This is a transcript obtained from the Time magazine. Read through the mind of Mwalimu about liberating Zimbabwe then and the then East African Community.
This was published on Monday, Mar. 14, 1977
What would happen if South Africa intervened militarily to prop up the white minority regime of Prime Minister Ian Smith in Rhodesia? Tanzanian President Julius Nyerere's answer: the five "frontline" African states that support Rhodesia's black nationalist guerrillas might well invite Soviet or Chinese intervention.
For Nyerere, 55, who led his country to independence 16 years ago, the simmering guerrilla war in Rhodesia overshadows matters much closer to home. Besides the problem of his socialist nation's faltering economy, he is confronted with the collapse of the East African Community that bound Tanzania with neighboring Kenya and Uganda in economic union, and the open hostility of Ugandan Dictator Idi Amin Dada, who accuses him of plotting an "invasion" in cahoots with former Ugandan President Milton Obote. Nonetheless, the future of southern Africa remains Nyerere's main concern, as he made clear in an hour-long interview with TIME Correspondent Lee Griggs last week at his two-story villa in Dar es Salaam:
Q. Will the insurgency in Rhodesia develop into full-scale war?
A. It is no longer a question of whether there will be war but of how much war. How much armed pressure is necessary depends on how much unarmed pressure the Western countries apply in the form of sanctions and the like. It will take a combination of these pressures to bring down Smith and make independence on the basis of majority rule possible.
Q. How could the U.S. apply pressure?
A.The U.S. can do three things. First, it can discourage Smith from believing that eventually the Western world must regard him as an ally against Communist penetration of southern Africa. Second, it must follow up with action to discourage Smith. It encourages him that you now buy his chrome openly and break sanctions. Third, you must realize that South Africa is a strong supporter of Smith. Rather than pursue past policy and use South Africa as your ally against Smith, you should realize that the politics of South Africa simply do not allow this. Instead, the U.S. and the West should say to [John] Vorster, "Look, we don't expect you to help bring about majority rule in Rhodesia. All we ask is that you not stop it."
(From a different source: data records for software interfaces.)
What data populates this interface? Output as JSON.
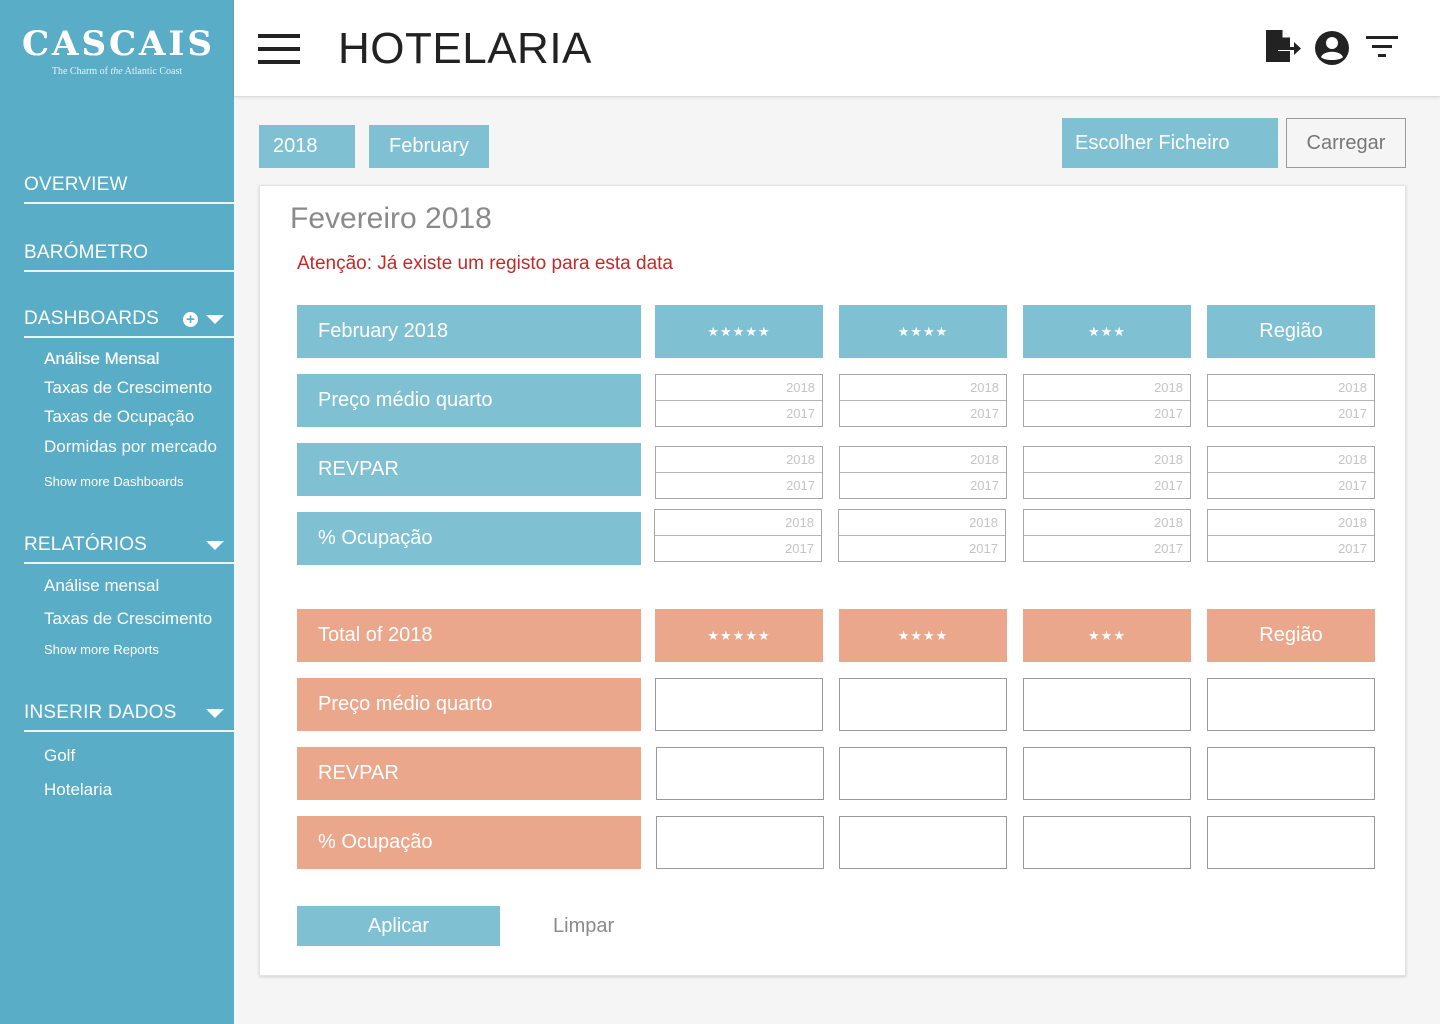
{
  "brand": {
    "name": "CASCAIS",
    "tagline_pre": "The Charm of ",
    "tagline_italic": "the",
    "tagline_post": " Atlantic Coast"
  },
  "sidebar": {
    "overview": "OVERVIEW",
    "barometro": "BARÓMETRO",
    "dashboards": {
      "label": "DASHBOARDS",
      "items": [
        "Análise Mensal",
        "Taxas de Crescimento",
        "Taxas de Ocupação",
        "Dormidas por mercado"
      ],
      "more": "Show more Dashboards"
    },
    "relatorios": {
      "label": "RELATÓRIOS",
      "items": [
        "Análise mensal",
        "Taxas de Crescimento"
      ],
      "more": "Show more Reports"
    },
    "inserir": {
      "label": "INSERIR DADOS",
      "items": [
        "Golf",
        "Hotelaria"
      ]
    }
  },
  "header": {
    "title": "HOTELARIA"
  },
  "filters": {
    "year": "2018",
    "month": "February"
  },
  "upload": {
    "choose": "Escolher Ficheiro",
    "submit": "Carregar"
  },
  "card": {
    "title": "Fevereiro 2018",
    "warning": "Atenção: Já existe um registo para esta data",
    "monthly": {
      "header": "February 2018",
      "columns": [
        "★★★★★",
        "★★★★",
        "★★★",
        "Região"
      ],
      "rows": [
        "Preço médio quarto",
        "REVPAR",
        "% Ocupação"
      ],
      "placeholder_top": "2018",
      "placeholder_bottom": "2017"
    },
    "total": {
      "header": "Total of 2018",
      "columns": [
        "★★★★★",
        "★★★★",
        "★★★",
        "Região"
      ],
      "rows": [
        "Preço médio quarto",
        "REVPAR",
        "% Ocupação"
      ]
    },
    "apply": "Aplicar",
    "clear": "Limpar"
  },
  "colors": {
    "sidebar": "#5aadc7",
    "blue": "#7fc0d3",
    "orange": "#eba78b",
    "warning": "#c62828"
  }
}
Q. Why are you exclusively committed to the Patriotic Front [of guerrillas inside Rhodesia] as the only means to bring about majority rule there?
A. The problem is Smith, not the Patriotic Front. This fellow [with] the power has to be forced into independence on the basis of majority rule, and the Patriotic Front is doing the forcing. You cannot have a tea party for Smith and expect him to give in. He must be defeated or brought to the conference table at a point where he knows he is defeated.
Q. Tanzanian troops are training guerrillas. Do you foresee using your troops in combat against Rhodesian forces?
A. We have had experience with guerrilla fighting-and a philosophy of liberation. We helped the Mozambicans to fight by setting up training camps and passing on arms to them. We accepted risks, but they did the fighting. Our philosophy is that people must free themselves. You don't free them. It is no good our going into Rhodesia. No, this is a war of liberation, and the people have to liberate themselves. But if the war [is] internationalized and South Africa goes in on the other side, then I don't see how Tanzania could stay out.
Q. If the war is "internationalized," do you see non-Africans getting involved, such as the Cubans?
A. Cuba, Cuba, Cuba! The question is always Cuba, not the military might of the West behind South Africa. No African country or combination of African countries could be a military threat to South Africa. Yet France and others continue to arm South Africa. Why is the U.S. so worried about tiny Cuba? Or is Cuba being used as a cover-up to arm South Africa? I tell you, brother, if South Africa uses its army to prevent Rhodesia from becoming free, then we have the right to ask for support from anywhere else-and from much bigger powers than Cuba.
Q. Closer to home, the East African Community-Tanzania, Kenya and Uganda-has apparently collapsed. What can you do to save it?
A. It is a tragic thing that independent African states cannot maintain the kind of unity that the British were able to build in East Africa. We can save something only if our partners, mainly Kenya, also agree to help. We are all poor Third World countries. We should work together to build strength through unity.
Q. Ten years ago, you set Tanzania firmly on the road to socialism. What have been the successes and shortcomings ?
A. We have chosen the socialist path, but we are still miles away from success. My people are poor and ignorant. They still have to drink dirty water. Every day we are telling our people what they deserve, but we do not have the managerial or financial ability to provide it. We could do much better.
Q. What is your attitude toward recent actions by Amin in Uganda?
A. My position is well known on Uganda. I have been speaking about it for six years-ever since Amin came to power. Now that others are beginning to see what is happening there, it is time for me to shut up.
Q. Is there anything to rumors that you may soon retire?
A. When I was last elected, for a five-year term in September 1975, I asked, "Isn't it time we considered other candidates?" It has been rumored that I plan to get out ever since, but my term still has some way to run, so please, allow me my time.